http://i200.photobucket.com/albums/aa294/oldtiffie/Med_Speed_Spindles/Metabo_drill3.jpg

No need for mains power - or battery drills either if the power is off:

http://powerequipment.honda.com.au/Super_Quiet/EU20i

Works fine in the shop and if I need it away from power outlets I just put it in a barrow or on the front of the mower and away I go.

So, as badly off as we are, we persevere and manage to cope somehow.

And:


You seem to condem everything that you think may be no good.

I don't.

I only say that its no good to me - not and never that its no good to anyone else - as thats their business. What others have and what they do with their stuff is solely their business and certainly not mine.

My having an opinion is not necessarily the same as me saying that if someone else has something I don't like its no good or use to anyone else.

oldtiffie
06-11-2012, 09:40 PM
BIN IT!

Tiffies war cry..... for everything which doesn't meet his particular set of standards.

Well, to each their own. The post drill is a practical drill, never runs out of battery power, and does a rather good job, overall.

is it BETTER than an electric drill press? No.

Is it totally useless and suitable only for display at some sort of "what the barbarians used" display? Clearly not.
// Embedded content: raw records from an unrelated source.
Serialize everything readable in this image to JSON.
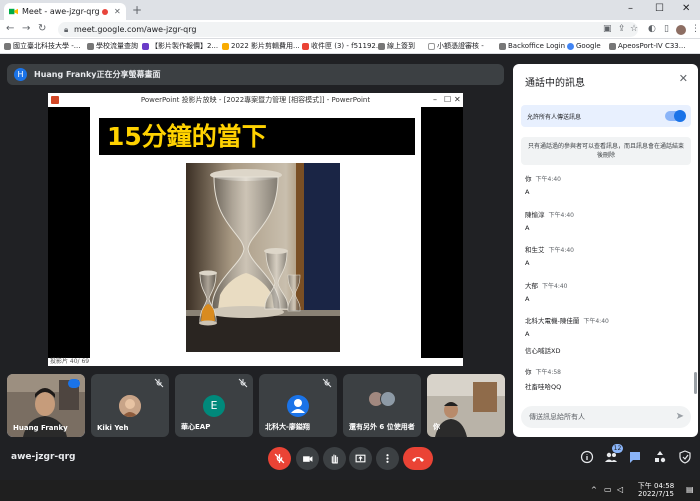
{
  "browser": {
    "tab_title": "Meet - awe-jzgr-qrg",
    "url": "meet.google.com/awe-jzgr-qrg",
    "bookmarks": [
      "國立臺北科技大學 -...",
      "學校流量查詢",
      "【影片製作報價】2...",
      "2022 影片剪輯費用...",
      "收件匣 (3) - f51192...",
      "線上簽到",
      "小額憑證審核 -",
      "Backoffice Login",
      "Google",
      "ApeosPort-IV C33..."
    ]
  },
  "presenter": {
    "initial": "H",
    "text": "Huang Franky正在分享螢幕畫面"
  },
  "shared_screen": {
    "window_title": "PowerPoint 投影片放映 - [2022專案暨力管理 [相容模式]] - PowerPoint",
    "slide_title": "15分鐘的當下",
    "status": "投影片 40/ 69"
  },
  "participants": [
    {
      "name": "Huang Franky",
      "type": "video"
    },
    {
      "name": "Kiki Yeh",
      "type": "photo"
    },
    {
      "name": "華心EAP",
      "type": "initial",
      "initial": "E",
      "color": "#00897b"
    },
    {
      "name": "北科大-廖鎰翔",
      "type": "person",
      "color": "#1a73e8"
    },
    {
      "name": "還有另外 6 位使用者",
      "type": "group"
    },
    {
      "name": "你",
      "type": "video"
    }
  ],
  "controls": {
    "meeting_code": "awe-jzgr-qrg",
    "people_count": "12"
  },
  "chat": {
    "title": "通話中的訊息",
    "allow_label": "允許所有人傳送訊息",
    "notice": "只有通話過的參與者可以查看訊息，而且訊息會在通話結束後刪除",
    "messages": [
      {
        "who": "你",
        "time": "下午4:40",
        "body": "A"
      },
      {
        "who": "陳愉淳",
        "time": "下午4:40",
        "body": "A"
      },
      {
        "who": "和生艾",
        "time": "下午4:40",
        "body": "A"
      },
      {
        "who": "大郁",
        "time": "下午4:40",
        "body": "A"
      },
      {
        "who": "北科大電機-陳佳蘭",
        "time": "下午4:40",
        "body": "A"
      },
      {
        "who": "",
        "time": "",
        "body": "信心喊話XD"
      },
      {
        "who": "你",
        "time": "下午4:58",
        "body": "社畜哇哈QQ"
      }
    ],
    "input_placeholder": "傳送訊息給所有人"
  },
  "taskbar": {
    "time": "下午 04:58",
    "date": "2022/7/15"
  }
}
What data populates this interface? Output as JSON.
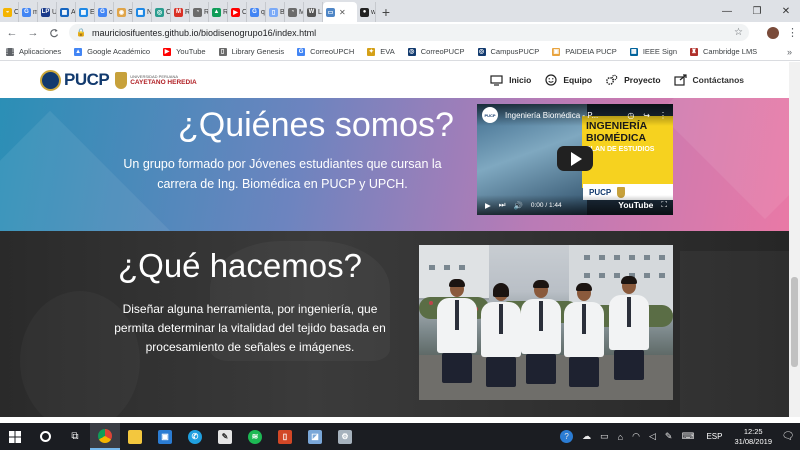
{
  "browser": {
    "tabs": [
      {
        "label": "Cr",
        "color": "#f4b400",
        "glyph": "◒"
      },
      {
        "label": "me",
        "color": "#4285f4",
        "glyph": "G"
      },
      {
        "label": "Un",
        "color": "#1a3a8a",
        "glyph": "LP"
      },
      {
        "label": "An",
        "color": "#1565c0",
        "glyph": "▦"
      },
      {
        "label": "Es",
        "color": "#1e88e5",
        "glyph": "▦"
      },
      {
        "label": "co",
        "color": "#4285f4",
        "glyph": "G"
      },
      {
        "label": "Sk",
        "color": "#e0a54a",
        "glyph": "◉"
      },
      {
        "label": "Ne",
        "color": "#1e88e5",
        "glyph": "▦"
      },
      {
        "label": "Co",
        "color": "#2a9d8f",
        "glyph": "◎"
      },
      {
        "label": "Re",
        "color": "#d93025",
        "glyph": "M"
      },
      {
        "label": "Re",
        "color": "#6b6b6b",
        "glyph": "◔"
      },
      {
        "label": "RE",
        "color": "#0f9d58",
        "glyph": "▲"
      },
      {
        "label": "Có",
        "color": "#ff0000",
        "glyph": "▶"
      },
      {
        "label": "qu",
        "color": "#4285f4",
        "glyph": "G"
      },
      {
        "label": "B_",
        "color": "#7baaf7",
        "glyph": "▯"
      },
      {
        "label": "Mi",
        "color": "#6b6b6b",
        "glyph": "◔"
      },
      {
        "label": "Le",
        "color": "#555555",
        "glyph": "W"
      },
      {
        "label": "",
        "color": "#4f86c6",
        "glyph": "▭",
        "active": true
      },
      {
        "label": "we",
        "color": "#222222",
        "glyph": "●"
      }
    ],
    "new_tab": "+",
    "window_controls": {
      "minimize": "—",
      "maximize": "❐",
      "close": "✕"
    },
    "nav": {
      "back": "←",
      "forward": "→",
      "reload": "C"
    },
    "url": "mauriciosifuentes.github.io/biodisenogrupo16/index.html",
    "bookmarks": [
      {
        "label": "Aplicaciones",
        "color": "#5f6368",
        "glyph": "⋮⋮"
      },
      {
        "label": "Google Académico",
        "color": "#4285f4",
        "glyph": "▲"
      },
      {
        "label": "YouTube",
        "color": "#ff0000",
        "glyph": "▶"
      },
      {
        "label": "Library Genesis",
        "color": "#6b6b6b",
        "glyph": "▯"
      },
      {
        "label": "CorreoUPCH",
        "color": "#4285f4",
        "glyph": "G"
      },
      {
        "label": "EVA",
        "color": "#d4a017",
        "glyph": "✦"
      },
      {
        "label": "CorreoPUCP",
        "color": "#123a6e",
        "glyph": "◎"
      },
      {
        "label": "CampusPUCP",
        "color": "#123a6e",
        "glyph": "◎"
      },
      {
        "label": "PAIDEIA PUCP",
        "color": "#e8a33d",
        "glyph": "▣"
      },
      {
        "label": "IEEE Sign",
        "color": "#00629b",
        "glyph": "▦"
      },
      {
        "label": "Cambridge LMS",
        "color": "#b0302a",
        "glyph": "♜"
      }
    ],
    "bookmarks_more": "»"
  },
  "site": {
    "logo_text": "PUCP",
    "logo_upch_small": "UNIVERSIDAD PERUANA",
    "logo_upch_name": "CAYETANO HEREDIA",
    "nav": [
      {
        "label": "Inicio",
        "icon": "monitor-icon"
      },
      {
        "label": "Equipo",
        "icon": "smile-icon"
      },
      {
        "label": "Proyecto",
        "icon": "gears-icon"
      },
      {
        "label": "Contáctanos",
        "icon": "share-icon"
      }
    ],
    "who": {
      "title": "¿Quiénes somos?",
      "text": "Un grupo formado por Jóvenes estudiantes que cursan la carrera de Ing. Biomédica en PUCP y UPCH."
    },
    "video": {
      "title": "Ingeniería Biomédica - P...",
      "panel_line1": "INGENIERÍA",
      "panel_line2": "BIOMÉDICA",
      "panel_line3": "PLAN DE ESTUDIOS",
      "logos_text": "PUCP",
      "time": "0:00 / 1:44",
      "brand": "YouTube"
    },
    "what": {
      "title": "¿Qué hacemos?",
      "text": "Diseñar alguna herramienta, por ingeniería, que permita determinar la vitalidad del tejido basada en procesamiento de señales e imágenes."
    }
  },
  "taskbar": {
    "tray_lang": "ESP",
    "time": "12:25",
    "date": "31/08/2019"
  }
}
Your portable drill isn't much use when the electricity is out, or someplace where electric power isn't available for whatever reason. Nor is it very much fun to use with a large drill..... you get quite a "ride", with your wrists getting a beating if you don't have a long pole handle to take the torque.

On the other hand, the post drill, as I know from personal experience, will happily drill large holes, although it is slower than a big drill press. Even then, it is faster than a drill ratchet and old man. Never an issue of no electric power, dead batteries, etc, etc, etc.

JT.

see my previous reply at:
http://bbs.homeshopmachinist.net/showpost.php?p=776238&postcount=25